[Start of Attachment]

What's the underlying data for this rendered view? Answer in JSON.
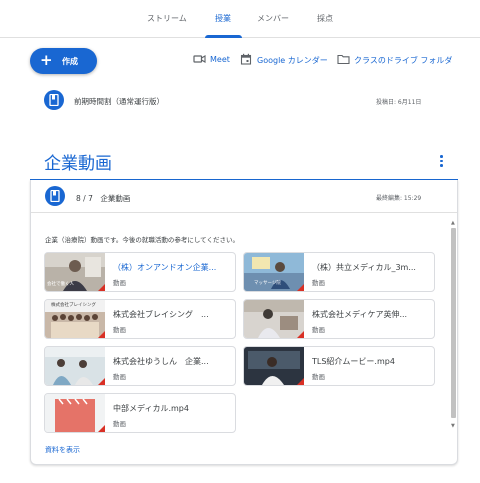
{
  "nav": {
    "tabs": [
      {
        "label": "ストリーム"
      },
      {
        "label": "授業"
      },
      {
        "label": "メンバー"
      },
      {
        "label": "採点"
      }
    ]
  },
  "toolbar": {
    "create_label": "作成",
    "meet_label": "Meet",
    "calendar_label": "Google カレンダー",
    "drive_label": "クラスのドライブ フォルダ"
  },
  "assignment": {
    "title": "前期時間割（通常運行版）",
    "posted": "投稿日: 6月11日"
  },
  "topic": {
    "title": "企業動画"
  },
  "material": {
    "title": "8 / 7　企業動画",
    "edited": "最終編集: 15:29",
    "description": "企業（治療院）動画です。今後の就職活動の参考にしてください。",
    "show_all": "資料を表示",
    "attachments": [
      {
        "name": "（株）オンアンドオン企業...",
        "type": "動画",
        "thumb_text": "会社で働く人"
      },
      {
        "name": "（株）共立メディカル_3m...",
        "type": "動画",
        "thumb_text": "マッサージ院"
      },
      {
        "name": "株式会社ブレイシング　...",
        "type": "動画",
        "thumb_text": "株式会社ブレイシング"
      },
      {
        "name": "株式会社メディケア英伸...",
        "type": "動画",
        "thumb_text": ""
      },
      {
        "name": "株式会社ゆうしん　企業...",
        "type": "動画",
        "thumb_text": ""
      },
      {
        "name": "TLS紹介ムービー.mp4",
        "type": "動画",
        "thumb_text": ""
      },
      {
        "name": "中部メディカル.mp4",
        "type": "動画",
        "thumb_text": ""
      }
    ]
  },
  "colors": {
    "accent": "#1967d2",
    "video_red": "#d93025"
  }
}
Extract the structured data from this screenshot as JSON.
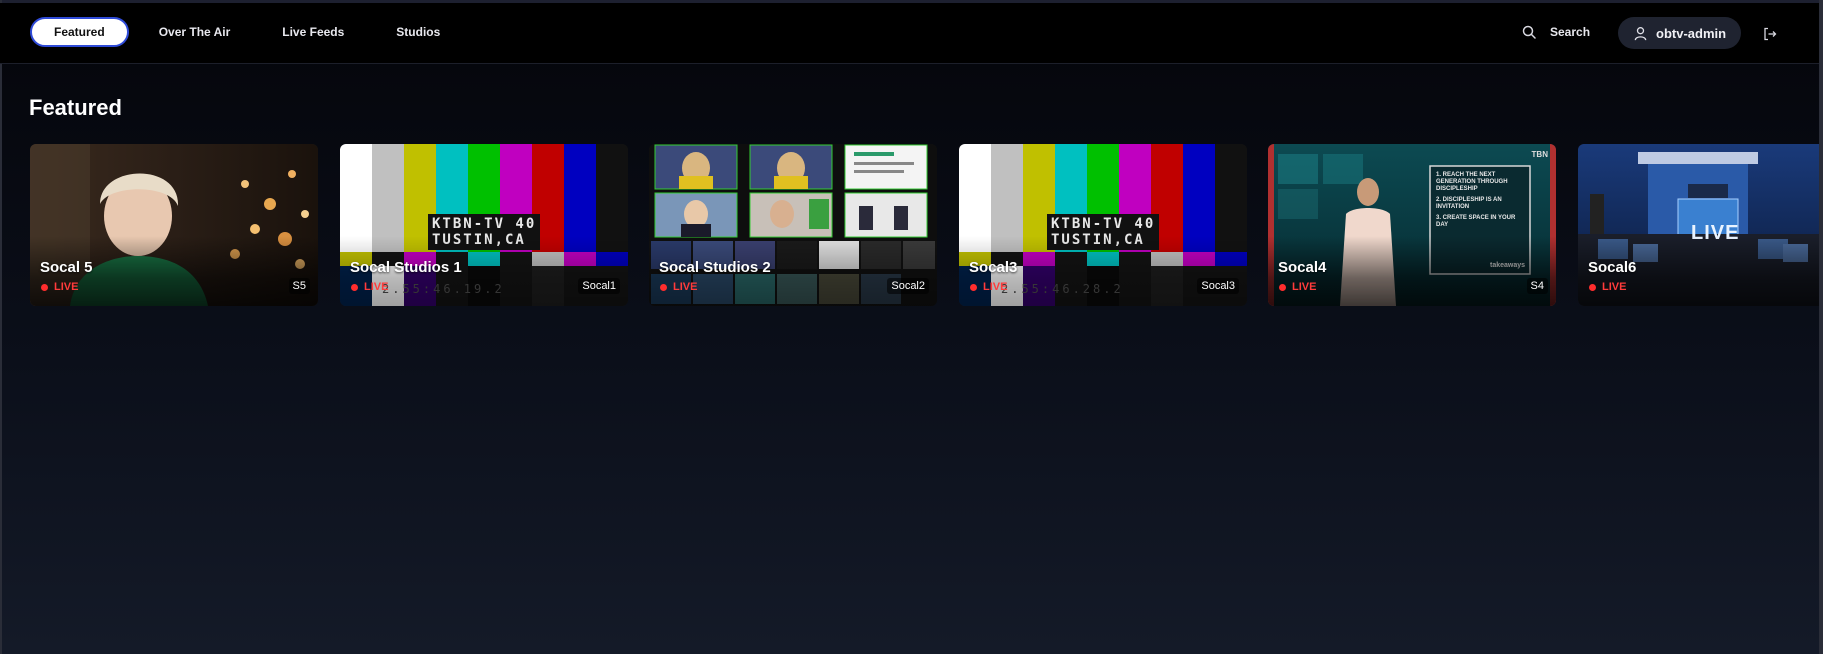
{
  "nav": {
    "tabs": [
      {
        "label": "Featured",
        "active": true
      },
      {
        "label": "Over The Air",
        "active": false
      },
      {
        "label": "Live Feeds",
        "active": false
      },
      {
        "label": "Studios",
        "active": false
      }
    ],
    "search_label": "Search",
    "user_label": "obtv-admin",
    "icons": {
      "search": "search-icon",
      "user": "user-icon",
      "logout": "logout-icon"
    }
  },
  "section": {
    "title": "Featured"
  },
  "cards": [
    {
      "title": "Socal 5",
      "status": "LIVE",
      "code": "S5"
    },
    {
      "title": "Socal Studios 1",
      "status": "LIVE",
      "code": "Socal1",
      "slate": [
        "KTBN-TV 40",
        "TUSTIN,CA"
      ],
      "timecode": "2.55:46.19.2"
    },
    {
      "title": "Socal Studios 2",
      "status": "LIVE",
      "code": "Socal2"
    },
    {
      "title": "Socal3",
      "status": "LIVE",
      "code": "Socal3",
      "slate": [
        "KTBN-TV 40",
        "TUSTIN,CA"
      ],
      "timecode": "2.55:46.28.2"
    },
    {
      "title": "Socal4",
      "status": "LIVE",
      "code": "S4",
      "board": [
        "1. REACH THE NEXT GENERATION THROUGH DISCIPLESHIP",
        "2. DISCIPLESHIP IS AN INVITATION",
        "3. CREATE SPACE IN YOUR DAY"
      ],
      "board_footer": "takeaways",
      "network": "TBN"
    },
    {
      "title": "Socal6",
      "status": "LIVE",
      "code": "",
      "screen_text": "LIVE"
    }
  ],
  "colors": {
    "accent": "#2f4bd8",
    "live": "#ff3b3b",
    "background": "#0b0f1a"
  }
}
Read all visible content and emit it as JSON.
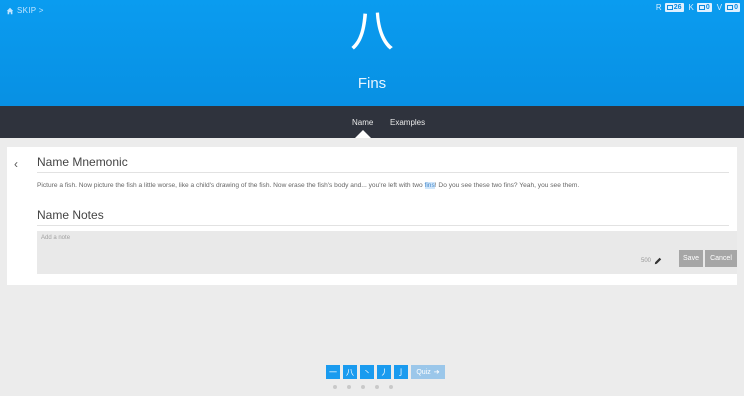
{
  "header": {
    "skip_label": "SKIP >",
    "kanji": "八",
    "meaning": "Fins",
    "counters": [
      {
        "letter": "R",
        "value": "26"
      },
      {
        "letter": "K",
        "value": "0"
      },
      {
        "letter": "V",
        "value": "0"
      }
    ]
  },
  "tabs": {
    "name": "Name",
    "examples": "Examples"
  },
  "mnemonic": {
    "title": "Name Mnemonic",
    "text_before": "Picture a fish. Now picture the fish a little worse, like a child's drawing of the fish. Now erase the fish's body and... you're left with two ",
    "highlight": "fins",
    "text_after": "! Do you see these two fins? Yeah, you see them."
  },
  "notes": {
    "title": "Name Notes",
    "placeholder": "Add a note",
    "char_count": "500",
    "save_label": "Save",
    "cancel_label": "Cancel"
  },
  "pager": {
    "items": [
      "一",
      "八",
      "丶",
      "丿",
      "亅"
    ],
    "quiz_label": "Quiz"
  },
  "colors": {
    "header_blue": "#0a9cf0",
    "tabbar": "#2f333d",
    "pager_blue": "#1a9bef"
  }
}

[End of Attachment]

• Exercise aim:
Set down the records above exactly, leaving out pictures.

• Exercise answer:
What's the underlying data for this rendered view? Answer in JSON.
{
  "nav": {
    "tabs": [
      {
        "label": "ストリーム"
      },
      {
        "label": "授業"
      },
      {
        "label": "メンバー"
      },
      {
        "label": "採点"
      }
    ]
  },
  "toolbar": {
    "create_label": "作成",
    "meet_label": "Meet",
    "calendar_label": "Google カレンダー",
    "drive_label": "クラスのドライブ フォルダ"
  },
  "assignment": {
    "title": "前期時間割（通常運行版）",
    "posted": "投稿日: 6月11日"
  },
  "topic": {
    "title": "企業動画"
  },
  "material": {
    "title": "8 / 7　企業動画",
    "edited": "最終編集: 15:29",
    "description": "企業（治療院）動画です。今後の就職活動の参考にしてください。",
    "show_all": "資料を表示",
    "attachments": [
      {
        "name": "（株）オンアンドオン企業...",
        "type": "動画",
        "thumb_text": "会社で働く人"
      },
      {
        "name": "（株）共立メディカル_3m...",
        "type": "動画",
        "thumb_text": "マッサージ院"
      },
      {
        "name": "株式会社ブレイシング　...",
        "type": "動画",
        "thumb_text": "株式会社ブレイシング"
      },
      {
        "name": "株式会社メディケア英伸...",
        "type": "動画",
        "thumb_text": ""
      },
      {
        "name": "株式会社ゆうしん　企業...",
        "type": "動画",
        "thumb_text": ""
      },
      {
        "name": "TLS紹介ムービー.mp4",
        "type": "動画",
        "thumb_text": ""
      },
      {
        "name": "中部メディカル.mp4",
        "type": "動画",
        "thumb_text": ""
      }
    ]
  },
  "colors": {
    "accent": "#1967d2",
    "video_red": "#d93025"
  }
}
Extract the structured data from this screenshot as JSON.
{
  "nav": {
    "tabs": [
      {
        "label": "Featured",
        "active": true
      },
      {
        "label": "Over The Air",
        "active": false
      },
      {
        "label": "Live Feeds",
        "active": false
      },
      {
        "label": "Studios",
        "active": false
      }
    ],
    "search_label": "Search",
    "user_label": "obtv-admin",
    "icons": {
      "search": "search-icon",
      "user": "user-icon",
      "logout": "logout-icon"
    }
  },
  "section": {
    "title": "Featured"
  },
  "cards": [
    {
      "title": "Socal 5",
      "status": "LIVE",
      "code": "S5"
    },
    {
      "title": "Socal Studios 1",
      "status": "LIVE",
      "code": "Socal1",
      "slate": [
        "KTBN-TV 40",
        "TUSTIN,CA"
      ],
      "timecode": "2.55:46.19.2"
    },
    {
      "title": "Socal Studios 2",
      "status": "LIVE",
      "code": "Socal2"
    },
    {
      "title": "Socal3",
      "status": "LIVE",
      "code": "Socal3",
      "slate": [
        "KTBN-TV 40",
        "TUSTIN,CA"
      ],
      "timecode": "2.55:46.28.2"
    },
    {
      "title": "Socal4",
      "status": "LIVE",
      "code": "S4",
      "board": [
        "1. REACH THE NEXT GENERATION THROUGH DISCIPLESHIP",
        "2. DISCIPLESHIP IS AN INVITATION",
        "3. CREATE SPACE IN YOUR DAY"
      ],
      "board_footer": "takeaways",
      "network": "TBN"
    },
    {
      "title": "Socal6",
      "status": "LIVE",
      "code": "",
      "screen_text": "LIVE"
    }
  ],
  "colors": {
    "accent": "#2f4bd8",
    "live": "#ff3b3b",
    "background": "#0b0f1a"
  }
}
Read all visible content and emit it as JSON.
{
  "header": {
    "skip_label": "SKIP >",
    "kanji": "八",
    "meaning": "Fins",
    "counters": [
      {
        "letter": "R",
        "value": "26"
      },
      {
        "letter": "K",
        "value": "0"
      },
      {
        "letter": "V",
        "value": "0"
      }
    ]
  },
  "tabs": {
    "name": "Name",
    "examples": "Examples"
  },
  "mnemonic": {
    "title": "Name Mnemonic",
    "text_before": "Picture a fish. Now picture the fish a little worse, like a child's drawing of the fish. Now erase the fish's body and... you're left with two ",
    "highlight": "fins",
    "text_after": "! Do you see these two fins? Yeah, you see them."
  },
  "notes": {
    "title": "Name Notes",
    "placeholder": "Add a note",
    "char_count": "500",
    "save_label": "Save",
    "cancel_label": "Cancel"
  },
  "pager": {
    "items": [
      "一",
      "八",
      "丶",
      "丿",
      "亅"
    ],
    "quiz_label": "Quiz"
  },
  "colors": {
    "header_blue": "#0a9cf0",
    "tabbar": "#2f333d",
    "pager_blue": "#1a9bef"
  }
}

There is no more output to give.